_What to do_
The answer is every line in the data below that contains the word "Charts".

_The data_
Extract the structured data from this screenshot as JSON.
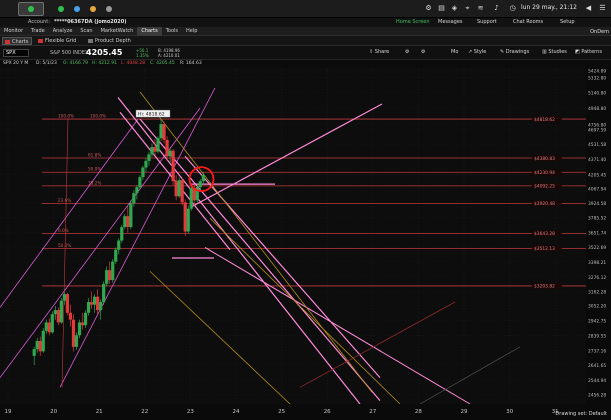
{
  "os": {
    "date_time": "lun 29 may., 21:12"
  },
  "header": {
    "account_label": "Account:",
    "account_value": "*****06367DA (jomo2020)",
    "home_screen": "Home Screen",
    "messages": "Messages",
    "support": "Support",
    "chat_rooms": "Chat Rooms",
    "setup": "Setup"
  },
  "main_tabs": [
    "Monitor",
    "Trade",
    "Analyze",
    "Scan",
    "MarketWatch",
    "Charts",
    "Tools",
    "Help"
  ],
  "active_main_tab": "Charts",
  "ondemand": "OnDem",
  "sub_tabs": {
    "charts": "Charts",
    "flexible_grid": "Flexible Grid",
    "product_depth": "Product Depth"
  },
  "toolbar": {
    "symbol": "SPX",
    "description": "S&P 500 INDEX",
    "last": "4205.45",
    "change": "+56.1",
    "change_pct": "1.35%",
    "bid": "B: 4198.96",
    "ask": "A: 4210.01",
    "share": "Share",
    "style": "Style",
    "drawings": "Drawings",
    "studies": "Studies",
    "patterns": "Patterns",
    "period": "Mo"
  },
  "quote_line": {
    "symbol": "SPX 20 Y M",
    "date": "D: 5/1/23",
    "open": "O: 4166.79",
    "high": "H: 4212.91",
    "low": "L: 4048.28",
    "close": "C: 4205.45",
    "range": "R: 164.63"
  },
  "colors": {
    "up": "#2fa84f",
    "down": "#e33b3b",
    "magenta": "#d85ad8",
    "pink": "#ff8ad8",
    "gold": "#b58e1e",
    "fib_red": "#c23a3a",
    "price_tag": "#8b2323",
    "circle": "#ff1a1a"
  },
  "chart_data": {
    "type": "candlestick",
    "title": "",
    "ylim": [
      2400,
      5460
    ],
    "y_ticks": [
      5424.89,
      5332.8,
      5140.8,
      4948.8,
      4756.8,
      4697.59,
      4531.58,
      4371.4,
      4205.45,
      4067.94,
      3924.58,
      3785.52,
      3651.74,
      3522.69,
      3398.21,
      3276.12,
      3162.28,
      3052.2,
      2942.75,
      2839.55,
      2737.16,
      2641.65,
      2544.94,
      2456.28
    ],
    "x_ticks": [
      "19",
      "20",
      "21",
      "22",
      "23",
      "24",
      "25",
      "26",
      "27",
      "28",
      "29",
      "30",
      "31"
    ],
    "fib_levels": [
      {
        "label": "100.0%",
        "value": 4818.62,
        "tag": "$4818.62"
      },
      {
        "label": "61.8%",
        "value": 4380.83,
        "tag": "$4380.83"
      },
      {
        "label": "50.0%",
        "value": 4230.94,
        "tag": "$4230.94"
      },
      {
        "label": "38.2%",
        "value": 4092.25,
        "tag": "$4092.25"
      },
      {
        "label": "23.6%",
        "value": 3920.48,
        "tag": "$3920.48"
      },
      {
        "label": "0.0%",
        "value": 3643.28,
        "tag": "$3643.28"
      },
      {
        "label": "50.0%",
        "value": 3512.13,
        "tag": "$3512.13"
      },
      {
        "label": "0.0%",
        "value": 3203.82,
        "tag": "$3203.82"
      }
    ],
    "fib_left_labels": [
      "100.0%",
      "100.0%",
      "61.8%",
      "50.0%",
      "38.2%",
      "23.6%",
      "0.0%",
      "50.0%"
    ],
    "high_tooltip": "Hi: 4818.62",
    "current_price_tag": "4205.45",
    "candles": [
      [
        4.0,
        2700,
        2760,
        2640,
        2745
      ],
      [
        4.4,
        2745,
        2820,
        2720,
        2800
      ],
      [
        4.8,
        2800,
        2830,
        2700,
        2730
      ],
      [
        5.2,
        2730,
        2890,
        2720,
        2870
      ],
      [
        5.6,
        2870,
        2950,
        2850,
        2930
      ],
      [
        6.0,
        2930,
        2960,
        2840,
        2860
      ],
      [
        6.4,
        2860,
        3010,
        2850,
        2990
      ],
      [
        6.8,
        2990,
        3050,
        2950,
        3020
      ],
      [
        7.2,
        3020,
        3040,
        2910,
        2930
      ],
      [
        7.6,
        2930,
        3110,
        2920,
        3090
      ],
      [
        8.0,
        3090,
        3160,
        3060,
        3140
      ],
      [
        8.4,
        3140,
        3150,
        2980,
        3000
      ],
      [
        8.8,
        3000,
        3060,
        2900,
        2950
      ],
      [
        9.2,
        2950,
        2990,
        2730,
        2760
      ],
      [
        9.6,
        2760,
        2860,
        2740,
        2840
      ],
      [
        10.0,
        2840,
        2950,
        2820,
        2930
      ],
      [
        10.4,
        2930,
        3000,
        2880,
        2910
      ],
      [
        10.8,
        2910,
        3020,
        2890,
        3000
      ],
      [
        11.2,
        3000,
        3110,
        2980,
        3080
      ],
      [
        11.6,
        3080,
        3160,
        3030,
        3060
      ],
      [
        12.0,
        3060,
        3140,
        3000,
        3120
      ],
      [
        12.4,
        3120,
        3180,
        2990,
        3020
      ],
      [
        12.8,
        3020,
        3100,
        2950,
        3080
      ],
      [
        13.2,
        3080,
        3240,
        3060,
        3220
      ],
      [
        13.6,
        3220,
        3360,
        3200,
        3330
      ],
      [
        14.0,
        3330,
        3400,
        3220,
        3250
      ],
      [
        14.4,
        3250,
        3420,
        3230,
        3400
      ],
      [
        14.8,
        3400,
        3520,
        3380,
        3500
      ],
      [
        15.2,
        3500,
        3600,
        3460,
        3580
      ],
      [
        15.6,
        3580,
        3720,
        3560,
        3700
      ],
      [
        16.0,
        3700,
        3820,
        3680,
        3800
      ],
      [
        16.4,
        3800,
        3900,
        3650,
        3700
      ],
      [
        16.8,
        3700,
        3950,
        3680,
        3920
      ],
      [
        17.2,
        3920,
        4050,
        3890,
        4020
      ],
      [
        17.6,
        4020,
        4100,
        3960,
        4080
      ],
      [
        18.0,
        4080,
        4200,
        4060,
        4180
      ],
      [
        18.4,
        4180,
        4300,
        4150,
        4280
      ],
      [
        18.8,
        4280,
        4380,
        4230,
        4350
      ],
      [
        19.2,
        4350,
        4450,
        4300,
        4420
      ],
      [
        19.6,
        4420,
        4540,
        4390,
        4500
      ],
      [
        20.0,
        4500,
        4590,
        4410,
        4450
      ],
      [
        20.4,
        4450,
        4620,
        4430,
        4600
      ],
      [
        20.8,
        4600,
        4818,
        4570,
        4760
      ],
      [
        21.2,
        4760,
        4790,
        4540,
        4580
      ],
      [
        21.6,
        4580,
        4620,
        4350,
        4400
      ],
      [
        22.0,
        4400,
        4500,
        4330,
        4460
      ],
      [
        22.4,
        4460,
        4480,
        4100,
        4140
      ],
      [
        22.8,
        4140,
        4200,
        3950,
        3990
      ],
      [
        23.2,
        3990,
        4180,
        3970,
        4150
      ],
      [
        23.6,
        4150,
        4170,
        3900,
        3930
      ],
      [
        24.0,
        3930,
        3960,
        3620,
        3660
      ],
      [
        24.4,
        3660,
        3900,
        3640,
        3870
      ],
      [
        24.8,
        3870,
        4090,
        3850,
        4070
      ],
      [
        25.2,
        4070,
        4110,
        3900,
        3950
      ],
      [
        25.6,
        3950,
        4100,
        3920,
        4080
      ],
      [
        26.0,
        4080,
        4160,
        4050,
        4140
      ],
      [
        26.4,
        4140,
        4230,
        4110,
        4205
      ]
    ]
  }
}
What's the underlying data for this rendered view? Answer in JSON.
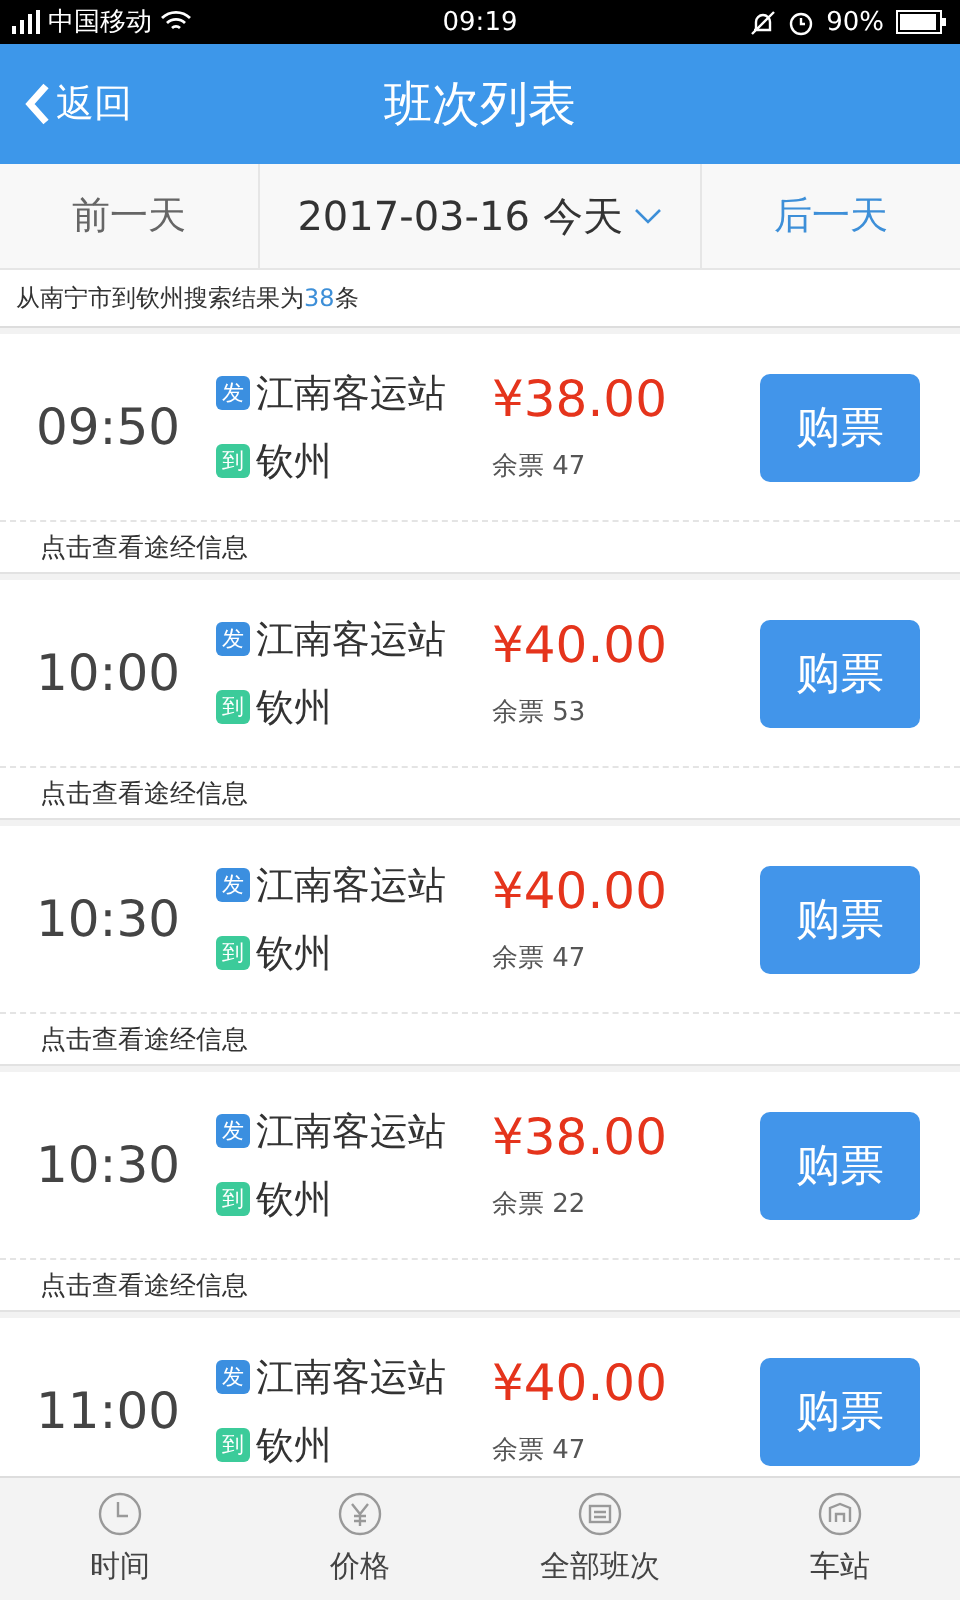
{
  "status_bar": {
    "carrier": "中国移动",
    "time": "09:19",
    "battery": "90%"
  },
  "header": {
    "back": "返回",
    "title": "班次列表"
  },
  "date_bar": {
    "prev": "前一天",
    "date": "2017-03-16 今天",
    "next": "后一天"
  },
  "summary": {
    "text": "从南宁市到钦州搜索结果为",
    "count": "38",
    "suffix": "条"
  },
  "trips": [
    {
      "time": "09:50",
      "from_tag": "发",
      "from": "江南客运站",
      "to_tag": "到",
      "to": "钦州",
      "price": "¥38.00",
      "seats": "余票 47",
      "button": "购票",
      "route_link": "点击查看途经信息"
    },
    {
      "time": "10:00",
      "from_tag": "发",
      "from": "江南客运站",
      "to_tag": "到",
      "to": "钦州",
      "price": "¥40.00",
      "seats": "余票 53",
      "button": "购票",
      "route_link": "点击查看途经信息"
    },
    {
      "time": "10:30",
      "from_tag": "发",
      "from": "江南客运站",
      "to_tag": "到",
      "to": "钦州",
      "price": "¥40.00",
      "seats": "余票 47",
      "button": "购票",
      "route_link": "点击查看途经信息"
    },
    {
      "time": "10:30",
      "from_tag": "发",
      "from": "江南客运站",
      "to_tag": "到",
      "to": "钦州",
      "price": "¥38.00",
      "seats": "余票 22",
      "button": "购票",
      "route_link": "点击查看途经信息"
    },
    {
      "time": "11:00",
      "from_tag": "发",
      "from": "江南客运站",
      "to_tag": "到",
      "to": "钦州",
      "price": "¥40.00",
      "seats": "余票 47",
      "button": "购票"
    }
  ],
  "tab_bar": [
    {
      "kind": "clock",
      "label": "时间"
    },
    {
      "kind": "yen",
      "label": "价格"
    },
    {
      "kind": "list",
      "label": "全部班次"
    },
    {
      "kind": "station",
      "label": "车站"
    }
  ]
}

_Exercise result_
    "Charts",
  "active_main_tab": "Charts",
    "charts": "Charts",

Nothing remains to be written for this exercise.